--- Stored data Enclosed Below ---

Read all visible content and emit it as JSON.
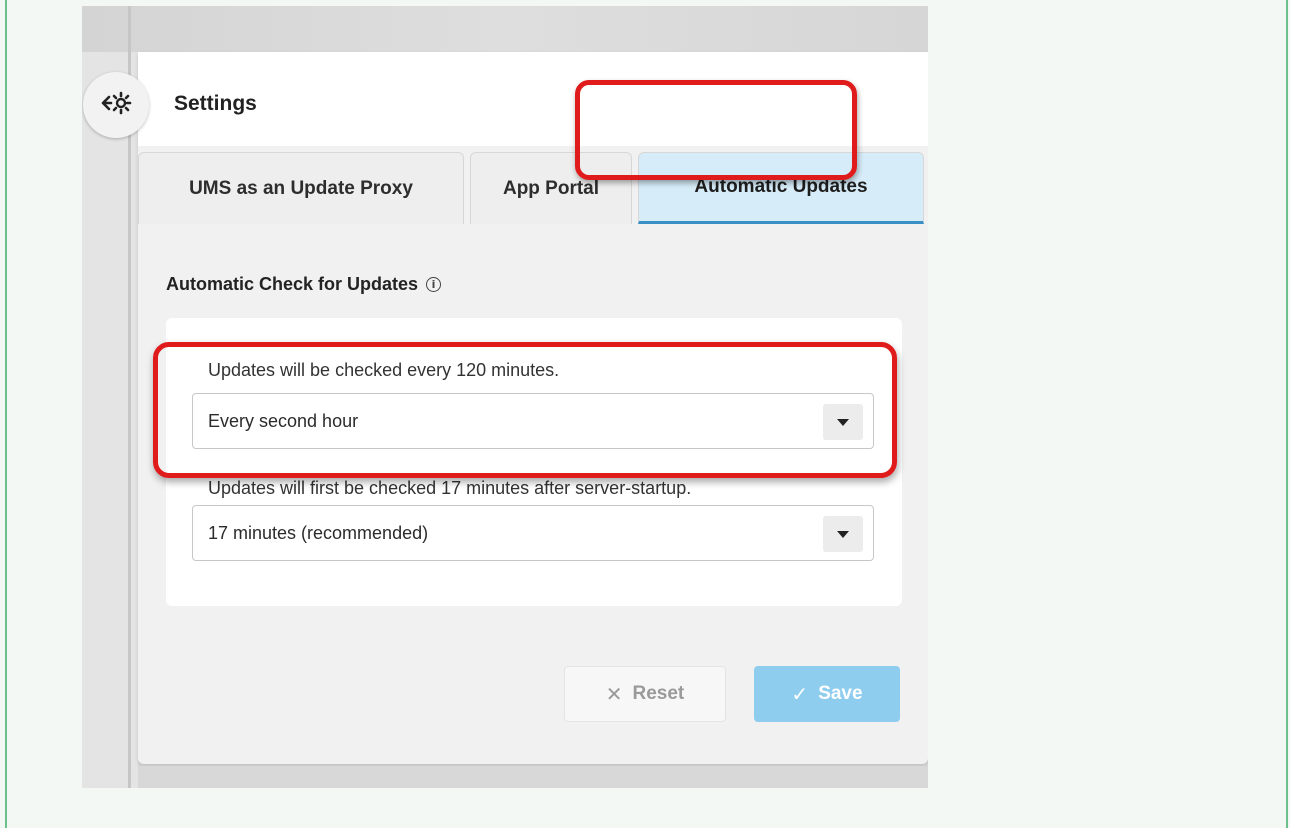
{
  "panel": {
    "title": "Settings"
  },
  "tabs": [
    {
      "label": "UMS as an Update Proxy",
      "active": false
    },
    {
      "label": "App Portal",
      "active": false
    },
    {
      "label": "Automatic Updates",
      "active": true
    }
  ],
  "section": {
    "title": "Automatic Check for Updates",
    "info_icon": "ⓘ"
  },
  "interval": {
    "label": "Updates will be checked every 120 minutes.",
    "value": "Every second hour"
  },
  "startup_delay": {
    "label": "Updates will first be checked 17 minutes after server-startup.",
    "value": "17 minutes (recommended)"
  },
  "actions": {
    "reset_icon": "✕",
    "reset_label": "Reset",
    "save_icon": "✓",
    "save_label": "Save"
  },
  "colors": {
    "highlight": "#e01b1b",
    "active_tab_bg": "#d6ecf8",
    "active_tab_border": "#3a8fc5",
    "save_button": "#8fcdef",
    "frame_border": "#6cc08a"
  },
  "icons": {
    "back": "back-settings-icon",
    "caret": "chevron-down-icon"
  }
}
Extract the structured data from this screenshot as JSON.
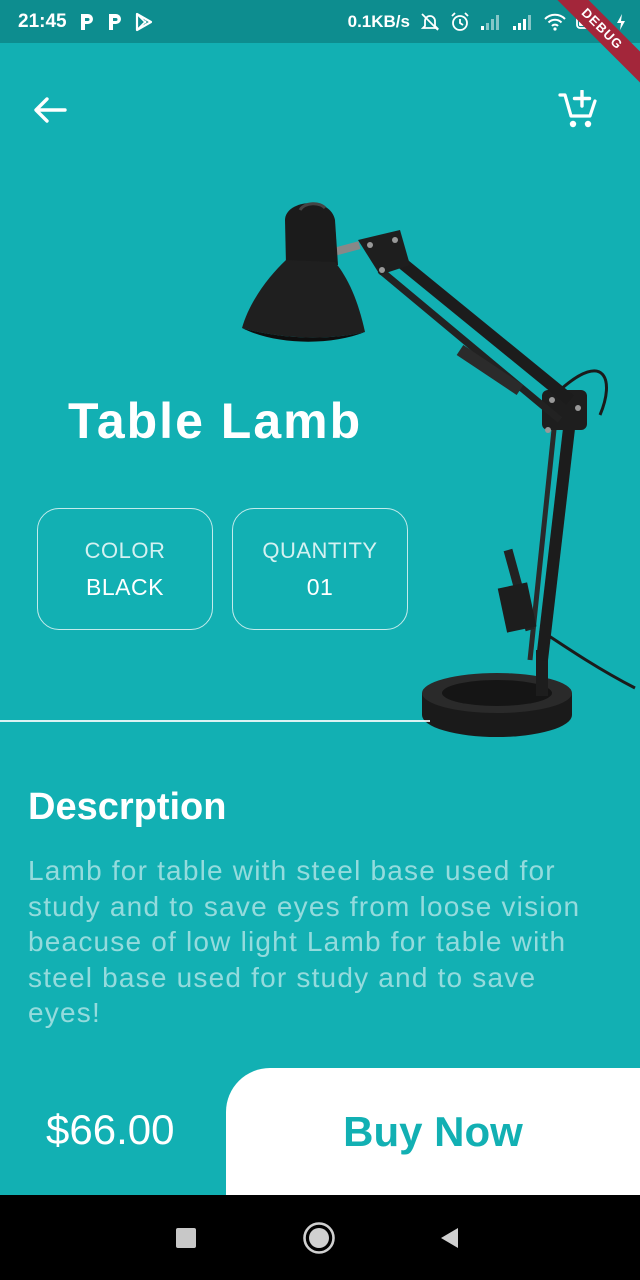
{
  "status_bar": {
    "time": "21:45",
    "network_speed": "0.1KB/s",
    "left_icons": [
      "p-icon",
      "p-icon",
      "play-store-icon"
    ],
    "right_icons": [
      "mute-icon",
      "alarm-icon",
      "signal-icon",
      "signal-icon",
      "wifi-icon",
      "battery-icon",
      "charging-icon"
    ],
    "debug_banner": "DEBUG"
  },
  "header": {
    "back_icon": "arrow-left-icon",
    "cart_icon": "add-to-cart-icon"
  },
  "product": {
    "title": "Table Lamb",
    "image_icon": "desk-lamp-image",
    "color_label": "COLOR",
    "color_value": "BLACK",
    "quantity_label": "QUANTITY",
    "quantity_value": "01"
  },
  "description": {
    "heading": "Descrption",
    "text": "Lamb for table with steel base used for study and to save eyes from loose vision beacuse of low light Lamb for table with steel base used for study and to save eyes!"
  },
  "footer": {
    "price": "$66.00",
    "buy_label": "Buy Now"
  },
  "navigation": {
    "buttons": [
      "recents-icon",
      "home-icon",
      "back-icon"
    ]
  },
  "colors": {
    "primary": "#12B0B3",
    "status_bar": "#0D8D8F",
    "buy_button_bg": "#FFFFFF",
    "debug_ribbon": "#A3263A"
  }
}
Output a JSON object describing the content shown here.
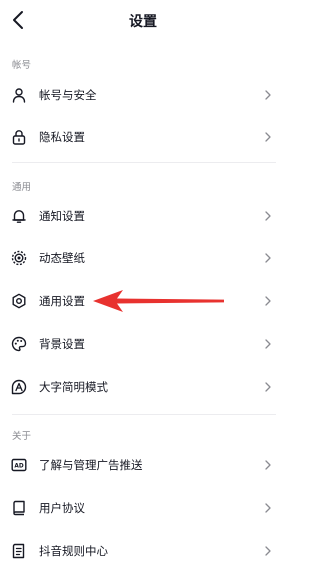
{
  "header": {
    "title": "设置"
  },
  "sections": {
    "account": {
      "label": "帐号",
      "items": [
        {
          "label": "帐号与安全",
          "icon": "user-icon"
        },
        {
          "label": "隐私设置",
          "icon": "lock-icon"
        }
      ]
    },
    "general": {
      "label": "通用",
      "items": [
        {
          "label": "通知设置",
          "icon": "bell-icon"
        },
        {
          "label": "动态壁纸",
          "icon": "live-wallpaper-icon"
        },
        {
          "label": "通用设置",
          "icon": "gear-icon"
        },
        {
          "label": "背景设置",
          "icon": "palette-icon"
        },
        {
          "label": "大字简明模式",
          "icon": "large-text-icon"
        }
      ]
    },
    "about": {
      "label": "关于",
      "items": [
        {
          "label": "了解与管理广告推送",
          "icon": "ad-icon"
        },
        {
          "label": "用户协议",
          "icon": "book-icon"
        },
        {
          "label": "抖音规则中心",
          "icon": "rules-icon"
        }
      ]
    }
  },
  "annotation": {
    "arrow_color": "#e8322f",
    "points_to": "通用设置"
  },
  "colors": {
    "text": "#161823",
    "section_label": "#8a8b91",
    "divider": "#ececef",
    "chevron": "#8a8b91"
  }
}
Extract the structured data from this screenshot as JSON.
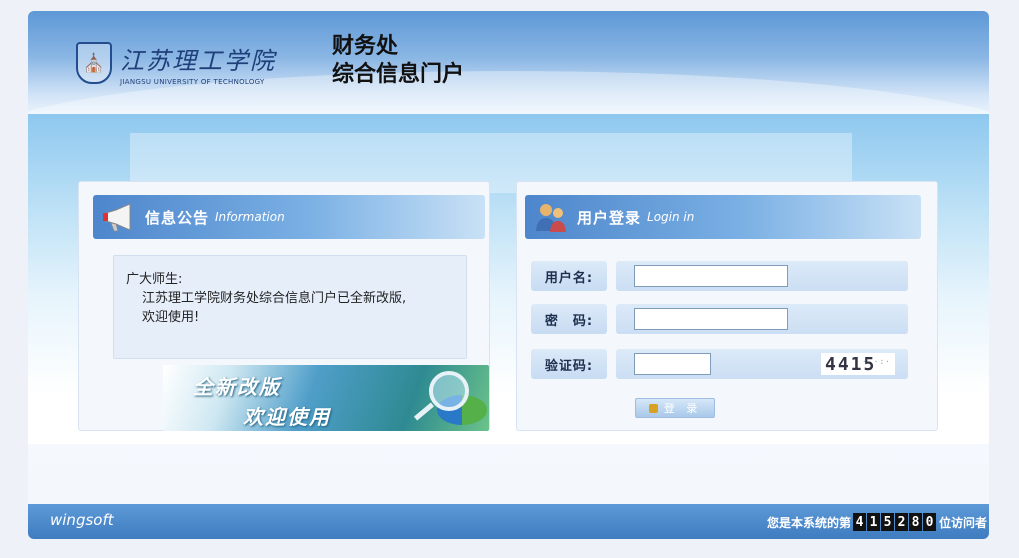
{
  "header": {
    "school_name_cn": "江苏理工学院",
    "school_name_en": "JIANGSU UNIVERSITY OF TECHNOLOGY",
    "portal_title_line1": "财务处",
    "portal_title_line2": "综合信息门户"
  },
  "notice": {
    "title": "信息公告",
    "title_en": "Information",
    "greeting": "广大师生:",
    "line1": "江苏理工学院财务处综合信息门户已全新改版,",
    "line2": "欢迎使用!",
    "banner_line1": "全新改版",
    "banner_line2": "欢迎使用"
  },
  "login": {
    "title": "用户登录",
    "title_en": "Login in",
    "username_label": "用户名:",
    "password_label": "密　码:",
    "captcha_label": "验证码:",
    "username_value": "",
    "password_value": "",
    "captcha_value": "",
    "captcha_image_text": "4415",
    "submit_label": "登 录"
  },
  "footer": {
    "brand": "wingsoft",
    "visitor_prefix": "您是本系统的第",
    "visitor_count": [
      "4",
      "1",
      "5",
      "2",
      "8",
      "0"
    ],
    "visitor_suffix": "位访问者"
  },
  "icons": {
    "notice_icon": "megaphone-icon",
    "login_icon": "users-icon",
    "button_icon": "lock-icon"
  }
}
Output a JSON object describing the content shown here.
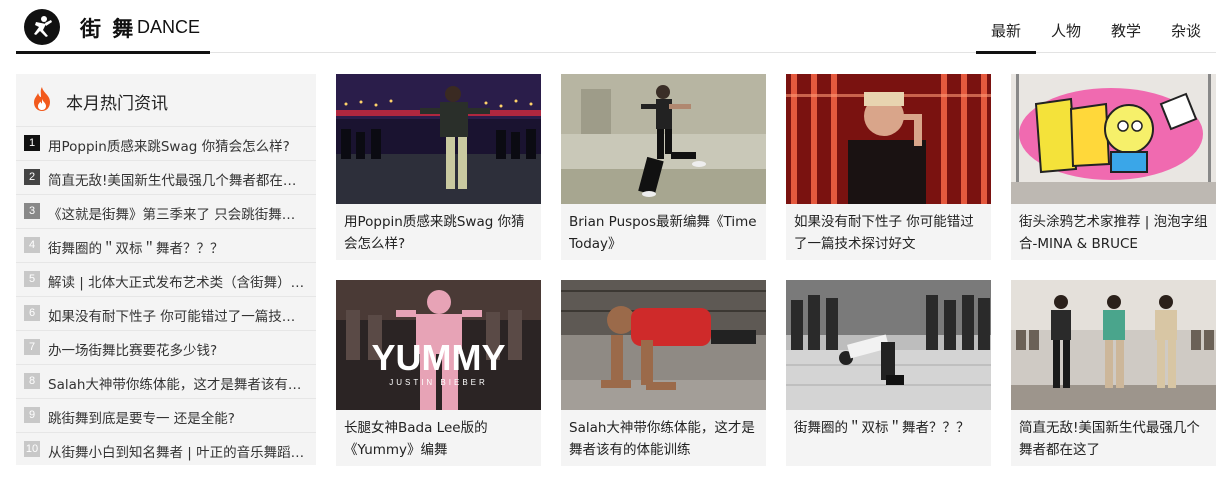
{
  "header": {
    "logo_icon": "dancer-logo-icon",
    "title": "街 舞",
    "subtitle": "DANCE",
    "nav": [
      {
        "label": "最新",
        "active": true
      },
      {
        "label": "人物",
        "active": false
      },
      {
        "label": "教学",
        "active": false
      },
      {
        "label": "杂谈",
        "active": false
      }
    ]
  },
  "sidebar": {
    "icon": "fire-icon",
    "title": "本月热门资讯",
    "items": [
      {
        "rank": "1",
        "text": "用Poppin质感来跳Swag 你猜会怎么样?"
      },
      {
        "rank": "2",
        "text": "简直无敌!美国新生代最强几个舞者都在这了"
      },
      {
        "rank": "3",
        "text": "《这就是街舞》第三季来了 只会跳街舞的舞者可能要凉了"
      },
      {
        "rank": "4",
        "text": "街舞圈的＂双标＂舞者？？？"
      },
      {
        "rank": "5",
        "text": "解读 | 北体大正式发布艺术类（含街舞）招生简章"
      },
      {
        "rank": "6",
        "text": "如果没有耐下性子 你可能错过了一篇技术探讨好文"
      },
      {
        "rank": "7",
        "text": "办一场街舞比赛要花多少钱?"
      },
      {
        "rank": "8",
        "text": "Salah大神带你练体能，这才是舞者该有的体能训练"
      },
      {
        "rank": "9",
        "text": "跳街舞到底是要专一 还是全能?"
      },
      {
        "rank": "10",
        "text": "从街舞小白到知名舞者 | 叶正的音乐舞蹈之路"
      }
    ]
  },
  "cards": [
    {
      "caption": "用Poppin质感来跳Swag 你猜会怎么样?"
    },
    {
      "caption": "Brian Puspos最新编舞《Time Today》"
    },
    {
      "caption": "如果没有耐下性子 你可能错过了一篇技术探讨好文"
    },
    {
      "caption": "街头涂鸦艺术家推荐 | 泡泡字组合-MINA & BRUCE"
    },
    {
      "caption": "长腿女神Bada Lee版的《Yummy》编舞",
      "thumb_title": "YUMMY",
      "thumb_sub": "JUSTIN BIEBER"
    },
    {
      "caption": "Salah大神带你练体能，这才是舞者该有的体能训练"
    },
    {
      "caption": "街舞圈的＂双标＂舞者？？？"
    },
    {
      "caption": "简直无敌!美国新生代最强几个舞者都在这了"
    }
  ]
}
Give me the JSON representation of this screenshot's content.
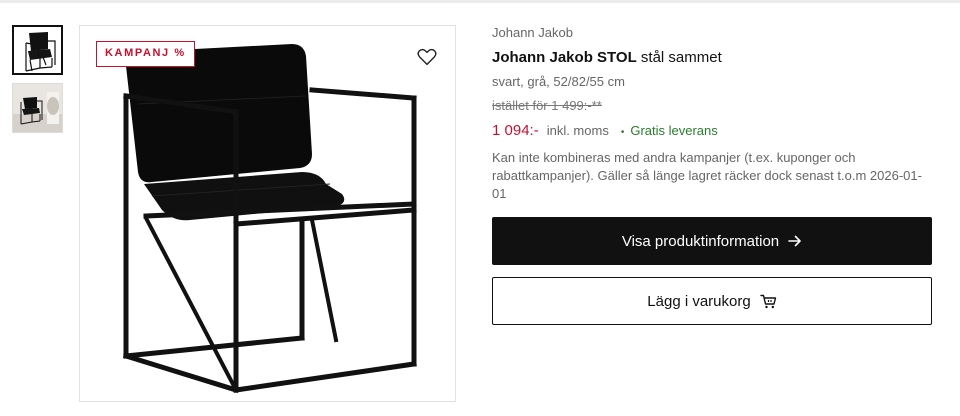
{
  "thumbnails": [
    {
      "icon": "chair-front-thumbnail",
      "active": true
    },
    {
      "icon": "chair-room-thumbnail",
      "active": false
    }
  ],
  "image": {
    "badge": "KAMPANJ %",
    "favorite_icon": "heart-icon"
  },
  "product": {
    "brand": "Johann Jakob",
    "title_bold": "Johann Jakob STOL",
    "title_rest": " stål sammet",
    "variant": "svart, grå, 52/82/55 cm",
    "old_price": "istället för 1 499:-**",
    "price": "1 094:-",
    "vat": "inkl. moms",
    "shipping_dot": "•",
    "shipping": "Gratis leverans",
    "note": "Kan inte kombineras med andra kampanjer (t.ex. kuponger och rabattkampanjer). Gäller så länge lagret räcker dock senast t.o.m 2026-01-01"
  },
  "buttons": {
    "info_label": "Visa produktinformation",
    "info_icon": "arrow-right-icon",
    "cart_label": "Lägg i varukorg",
    "cart_icon": "cart-icon"
  },
  "colors": {
    "accent_red": "#c8102e",
    "shipping_green": "#2a7d2e",
    "button_dark": "#111111"
  }
}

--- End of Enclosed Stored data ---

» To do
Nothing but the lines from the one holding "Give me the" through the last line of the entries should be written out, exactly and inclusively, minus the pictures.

» Written answer
Give me the JSON representation of this screenshot's content.
{
  "thumbnails": [
    {
      "icon": "chair-front-thumbnail",
      "active": true
    },
    {
      "icon": "chair-room-thumbnail",
      "active": false
    }
  ],
  "image": {
    "badge": "KAMPANJ %",
    "favorite_icon": "heart-icon"
  },
  "product": {
    "brand": "Johann Jakob",
    "title_bold": "Johann Jakob STOL",
    "title_rest": " stål sammet",
    "variant": "svart, grå, 52/82/55 cm",
    "old_price": "istället för 1 499:-**",
    "price": "1 094:-",
    "vat": "inkl. moms",
    "shipping_dot": "•",
    "shipping": "Gratis leverans",
    "note": "Kan inte kombineras med andra kampanjer (t.ex. kuponger och rabattkampanjer). Gäller så länge lagret räcker dock senast t.o.m 2026-01-01"
  },
  "buttons": {
    "info_label": "Visa produktinformation",
    "info_icon": "arrow-right-icon",
    "cart_label": "Lägg i varukorg",
    "cart_icon": "cart-icon"
  },
  "colors": {
    "accent_red": "#c8102e",
    "shipping_green": "#2a7d2e",
    "button_dark": "#111111"
  }
}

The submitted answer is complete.